Tuesday, April 2, 2013 | 12:26 p.m.
On his first trip back to the Nevada Legislature since being elected to Congress, U.S. Rep. Steven Horsford urged state lawmakers to better fund education and social services so Nevada can take full advantage of available federal money.
“One thing we can all agree on is that Nevada does not receive its fair share of federal funding,” Horsford said. “We are not doing enough to leverage the federal dollars offered to states. For decades, we have received around seventy cents for every dollar we send to Washington. No matter which way you slice it, Nevadans are losing out.
“There are two cyclical causes of this dilemma. First, we don’t pursue the grants we need. Second, we don’t invest enough in our schools and universities to qualify.”
Horsford urged Nevada lawmakers to beef up its grant procuring operations, hire experts and identify more opportunities to collect federal funds.
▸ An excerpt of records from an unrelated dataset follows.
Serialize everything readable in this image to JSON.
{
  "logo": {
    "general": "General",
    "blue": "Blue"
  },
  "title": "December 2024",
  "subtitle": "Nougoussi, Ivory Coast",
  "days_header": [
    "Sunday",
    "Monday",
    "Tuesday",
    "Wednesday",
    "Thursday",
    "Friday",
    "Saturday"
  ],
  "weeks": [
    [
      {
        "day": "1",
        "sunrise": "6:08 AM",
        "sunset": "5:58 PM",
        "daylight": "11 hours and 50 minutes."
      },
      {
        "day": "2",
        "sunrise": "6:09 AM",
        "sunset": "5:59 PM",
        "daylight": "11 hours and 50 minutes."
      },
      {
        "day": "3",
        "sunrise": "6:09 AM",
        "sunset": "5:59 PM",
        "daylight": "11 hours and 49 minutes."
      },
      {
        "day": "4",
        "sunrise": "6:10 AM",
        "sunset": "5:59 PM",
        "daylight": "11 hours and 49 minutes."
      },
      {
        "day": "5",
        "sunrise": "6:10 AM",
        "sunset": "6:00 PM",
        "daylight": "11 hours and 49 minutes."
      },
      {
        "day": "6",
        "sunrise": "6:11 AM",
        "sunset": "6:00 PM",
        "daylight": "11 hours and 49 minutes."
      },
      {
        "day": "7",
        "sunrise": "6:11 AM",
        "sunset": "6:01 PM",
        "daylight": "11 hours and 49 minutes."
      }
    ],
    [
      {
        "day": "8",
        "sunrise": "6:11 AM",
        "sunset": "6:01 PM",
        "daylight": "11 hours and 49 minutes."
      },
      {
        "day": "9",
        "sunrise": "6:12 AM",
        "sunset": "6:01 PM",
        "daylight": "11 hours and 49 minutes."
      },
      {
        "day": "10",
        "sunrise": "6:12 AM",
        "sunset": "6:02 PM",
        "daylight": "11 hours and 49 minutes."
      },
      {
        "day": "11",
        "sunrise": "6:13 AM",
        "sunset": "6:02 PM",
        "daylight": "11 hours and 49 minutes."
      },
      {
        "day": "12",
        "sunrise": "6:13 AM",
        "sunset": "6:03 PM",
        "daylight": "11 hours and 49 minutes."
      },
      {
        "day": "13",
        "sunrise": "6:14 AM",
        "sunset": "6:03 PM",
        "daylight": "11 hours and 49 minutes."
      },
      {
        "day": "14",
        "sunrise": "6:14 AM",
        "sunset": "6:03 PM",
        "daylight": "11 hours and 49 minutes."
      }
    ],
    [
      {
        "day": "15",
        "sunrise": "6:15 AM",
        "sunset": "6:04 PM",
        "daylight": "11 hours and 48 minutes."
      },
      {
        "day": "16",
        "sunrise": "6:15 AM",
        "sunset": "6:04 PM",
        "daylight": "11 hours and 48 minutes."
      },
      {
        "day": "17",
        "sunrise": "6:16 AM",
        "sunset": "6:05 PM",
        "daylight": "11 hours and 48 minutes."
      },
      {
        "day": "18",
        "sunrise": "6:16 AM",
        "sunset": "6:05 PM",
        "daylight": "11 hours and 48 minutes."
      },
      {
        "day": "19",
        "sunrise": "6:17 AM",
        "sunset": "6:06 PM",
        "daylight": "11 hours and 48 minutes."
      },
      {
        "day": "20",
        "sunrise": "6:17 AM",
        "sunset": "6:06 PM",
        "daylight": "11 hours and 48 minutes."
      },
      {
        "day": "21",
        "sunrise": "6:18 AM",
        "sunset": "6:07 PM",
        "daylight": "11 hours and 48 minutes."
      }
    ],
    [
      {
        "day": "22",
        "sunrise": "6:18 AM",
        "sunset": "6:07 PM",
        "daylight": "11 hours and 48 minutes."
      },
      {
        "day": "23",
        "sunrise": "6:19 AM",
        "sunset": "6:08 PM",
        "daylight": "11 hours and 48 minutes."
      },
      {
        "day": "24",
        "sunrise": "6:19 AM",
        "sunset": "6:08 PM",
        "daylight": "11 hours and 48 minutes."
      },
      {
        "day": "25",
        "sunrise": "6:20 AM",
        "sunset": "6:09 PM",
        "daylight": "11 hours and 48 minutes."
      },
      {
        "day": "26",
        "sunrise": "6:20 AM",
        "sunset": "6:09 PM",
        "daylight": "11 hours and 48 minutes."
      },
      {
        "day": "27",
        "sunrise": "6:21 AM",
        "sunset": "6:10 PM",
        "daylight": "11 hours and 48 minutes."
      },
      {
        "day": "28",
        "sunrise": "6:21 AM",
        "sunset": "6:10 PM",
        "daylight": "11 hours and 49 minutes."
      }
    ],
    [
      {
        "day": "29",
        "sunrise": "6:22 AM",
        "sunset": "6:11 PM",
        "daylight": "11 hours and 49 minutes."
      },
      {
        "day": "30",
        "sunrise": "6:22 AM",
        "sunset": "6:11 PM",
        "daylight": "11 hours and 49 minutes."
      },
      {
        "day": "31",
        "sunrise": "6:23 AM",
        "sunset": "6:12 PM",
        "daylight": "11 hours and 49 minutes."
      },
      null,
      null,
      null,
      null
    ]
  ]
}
“But the bottom line is that Nevada is still a state that suffers from the chronic shortages in funding for schools and social services. We must develop a long-term, stable budget that funds our schools not 20 years from today, but now,” he told his former colleagues.
As state Senate Majority Leader for two legislative sessions, Horsford became known as a passionate advocate for more education funding. But he fell short of his goal of ushering through a broad-based business tax to provide that funding.
Horsford was elected to the newly create 4th Congressional District in November. He now represents constituents from North Las Vegas to Lyon County.
In his speech to the Legislature, Horsford said he would work for comprehensive immigration reform, expressing optimism that a gridlocked Congress could address the immigration problem even if it can’t fix the budget.
“I will fight for a pathway to citizenship: immigrant families in Nevada and across the United States should not be forced to live in the shadows any longer,” he said. “While I am optimistic about the prospect of fixing our broken immigration system, I am not saying there is an abundance of courage in Congress, either.”
Horsford said he will continue to fight the so-called sequester cuts— automatic spending cuts Congress implemented to break the stalemate over the debt ceiling.
“Look, I am not a defender of the federal government or every federal agency,” he said. “I am a defender of my constituents and the services they need to lead healthy and productive lives. Unfortunately many of these programs have been targeted for draconian cuts under the sequester and in the House Republican Budget, which I just voted against.”
Horsford also paid tribute to the military servicemen killed and injured in Hawthorne when a mortar shell accidentally exploded during a training exercise last month.